Taming the Measurement Monster

When measurement is built into the process from the very beginning, it can help you deploy your stories in a more effective way.

Let’s get this out of our system: Measurement isn’t exactly what you’d call a sexy topic. In fact, nonprofits considering adding storytelling as a tactic in their toolbox typically don’t think of measurement first—that is, not until a funder asks for some stats in a progress report.

And many nonprofits believe that the creative process of storytelling should be allowed to emerge on its own, independently of all those numbers. But, and hear me out on this: When measurement is built into the process from the very beginning, it can help you deploy your stories in a more effective way, learn what’s working (or not working) with your audiences and adjust your strategy as needed. All of this to give you the right information to achieve the social change you want to see in your community.

Hastily putting together a story and releasing it out into the world, without a measurement plan, is rather simple to do. You select a topic that you find interesting—maybe a community member who’s been raving about your services for years, or a tireless volunteer who keeps coming back over and over again—and begin telling that story. You throw in some facts to make the story credible, and it’s ready for prime time—on social media, on your website or in a newsletter. Then you wait for all the accolades (and hefty donations) to come in. And you keep waiting, until there’s only a barely discernible blip in your organization’s bank account. Soon enough, you’re asking yourself and your colleagues, “What happened?”

(Don’t worry. We’ve all been there.)

Smart nonprofits look at storytelling a bit differently. They’re thinking strategically about the story they want to tell, how it aligns with the goals of the organization, and how their target audiences may engage through particular distribution channels. On top of it all, they’re also taking the time to carefully identify appropriate metrics for capturing if and how those audiences are interacting. Are they sharing and commenting on Facebook? Clicking your email back to your website for more information? Signing a petition? Donating to your cause?

Organizations need to choose metrics that best match their objectives. Once those metrics are set, even before your story is out there, you’re in a good position to grab the right data at the right time—the data that’s most meaningful and actionable for you. Equipped with good evidence, you can push forward with confidence if your story is resonating and inspiring action. Or, go back to tweak and revise your original strategy so your next storytelling efforts can gain traction where necessary. 

If you’ve dabbled in measurement, you know that there are plenty of data collection tools and metrics to choose from.

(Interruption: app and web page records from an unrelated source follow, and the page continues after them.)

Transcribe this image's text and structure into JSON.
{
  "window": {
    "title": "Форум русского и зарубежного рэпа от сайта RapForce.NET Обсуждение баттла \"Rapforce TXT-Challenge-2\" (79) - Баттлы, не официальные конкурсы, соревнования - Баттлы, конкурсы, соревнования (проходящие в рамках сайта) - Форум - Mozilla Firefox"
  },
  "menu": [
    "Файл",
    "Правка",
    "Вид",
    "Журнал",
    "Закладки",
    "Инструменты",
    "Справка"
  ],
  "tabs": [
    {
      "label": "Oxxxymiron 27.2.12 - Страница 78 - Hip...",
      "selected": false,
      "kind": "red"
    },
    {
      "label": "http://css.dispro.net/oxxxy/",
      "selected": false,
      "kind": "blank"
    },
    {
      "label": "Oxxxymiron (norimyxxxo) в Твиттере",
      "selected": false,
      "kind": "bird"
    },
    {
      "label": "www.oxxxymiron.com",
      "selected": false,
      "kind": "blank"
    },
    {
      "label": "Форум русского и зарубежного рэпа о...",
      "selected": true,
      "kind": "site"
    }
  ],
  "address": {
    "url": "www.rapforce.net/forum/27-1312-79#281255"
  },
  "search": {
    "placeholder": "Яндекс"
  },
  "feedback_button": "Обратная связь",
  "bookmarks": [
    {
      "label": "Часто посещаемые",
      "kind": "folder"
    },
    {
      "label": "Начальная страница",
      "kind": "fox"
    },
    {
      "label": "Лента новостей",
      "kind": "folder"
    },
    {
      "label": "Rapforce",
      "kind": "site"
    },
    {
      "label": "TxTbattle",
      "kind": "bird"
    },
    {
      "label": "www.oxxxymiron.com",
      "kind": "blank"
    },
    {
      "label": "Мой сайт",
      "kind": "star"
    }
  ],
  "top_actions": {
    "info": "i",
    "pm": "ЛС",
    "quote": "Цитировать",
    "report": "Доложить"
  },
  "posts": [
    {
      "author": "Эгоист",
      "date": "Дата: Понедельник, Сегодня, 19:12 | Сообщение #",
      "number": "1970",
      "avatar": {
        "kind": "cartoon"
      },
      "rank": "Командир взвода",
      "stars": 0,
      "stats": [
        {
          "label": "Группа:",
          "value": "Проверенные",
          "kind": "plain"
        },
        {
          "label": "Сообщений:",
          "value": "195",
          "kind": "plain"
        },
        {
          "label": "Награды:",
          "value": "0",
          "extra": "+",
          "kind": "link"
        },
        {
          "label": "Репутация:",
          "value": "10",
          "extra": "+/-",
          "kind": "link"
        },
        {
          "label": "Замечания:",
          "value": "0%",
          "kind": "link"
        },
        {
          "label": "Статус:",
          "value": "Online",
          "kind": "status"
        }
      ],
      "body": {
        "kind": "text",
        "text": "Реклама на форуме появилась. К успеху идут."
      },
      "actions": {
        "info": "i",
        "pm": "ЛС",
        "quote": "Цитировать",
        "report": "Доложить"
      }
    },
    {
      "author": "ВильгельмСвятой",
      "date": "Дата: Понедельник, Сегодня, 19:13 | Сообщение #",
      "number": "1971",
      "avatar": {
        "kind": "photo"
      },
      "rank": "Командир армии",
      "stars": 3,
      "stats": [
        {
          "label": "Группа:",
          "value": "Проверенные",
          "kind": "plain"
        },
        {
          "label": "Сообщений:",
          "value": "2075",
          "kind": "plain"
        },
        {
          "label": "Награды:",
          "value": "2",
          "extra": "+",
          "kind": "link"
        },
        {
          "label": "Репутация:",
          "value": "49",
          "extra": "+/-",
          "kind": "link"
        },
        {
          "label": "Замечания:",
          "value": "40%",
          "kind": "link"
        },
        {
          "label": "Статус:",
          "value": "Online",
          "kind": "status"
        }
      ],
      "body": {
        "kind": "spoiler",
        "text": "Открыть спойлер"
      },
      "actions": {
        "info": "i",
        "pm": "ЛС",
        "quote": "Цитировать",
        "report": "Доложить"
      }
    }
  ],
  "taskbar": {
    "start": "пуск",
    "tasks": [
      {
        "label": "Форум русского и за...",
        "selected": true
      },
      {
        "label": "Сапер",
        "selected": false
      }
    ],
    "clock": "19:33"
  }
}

Here are three solid practices to keep in mind as you begin measuring the results of your work:

  • Connect your measurement plan to your strategy and vision for social change: Whether you’re concerned about poverty or international aid, you have an idea about how your activities—and more specifically, how the stories you plan to share—can potentially contribute to your desired outcomes. In brainstorming what to measure, stick closely to this vision. Set up your measurement plan to test whether your stories are, in fact, helping you realize your social goals in the way you envisioned.
  • Select metrics that capture what you want to learn: Don’t be seduced by the latest and most popular metrics out there. Whatever metrics you go with, ask yourself if these will give you the information you want to have on hand to make decisions about your work. Take, for example, Facebook Insights. You can download columns and columns of data about your Facebook page. Is all of it useful? Likely not. It all depends on what you’re after. And, of course, make sure to read and understand the definition of each metric in your arsenal so you know how to interpret the data later on.
  • Treat metrics as indicators, not silver bullets: So you’ve picked a suitable metric and have started collecting data on an ongoing basis. Now what? A thoughtfully chosen metric can indicate if you’re making progress (say, if more or fewer people shared your Facebook post, donated on your website, or signed up for your newsletter). But, a metric all by itself can’t tell you precisely why you achieved these results. For that, you’ll need to look at the big picture of your strategy and tease out which aspects of your story inspired deeper engagement or failed to connect with audiences.

Using measurement effectively is about being willing to experiment and fail. The benefit is that by identifying useful metrics to assess your organization’s stories, you’re creating an opportunity for your creative staff to learn and adapt iteratively. Yes, there will be a lot of trial and error involved; but now, you’re measuring your work in the spirit of getting better.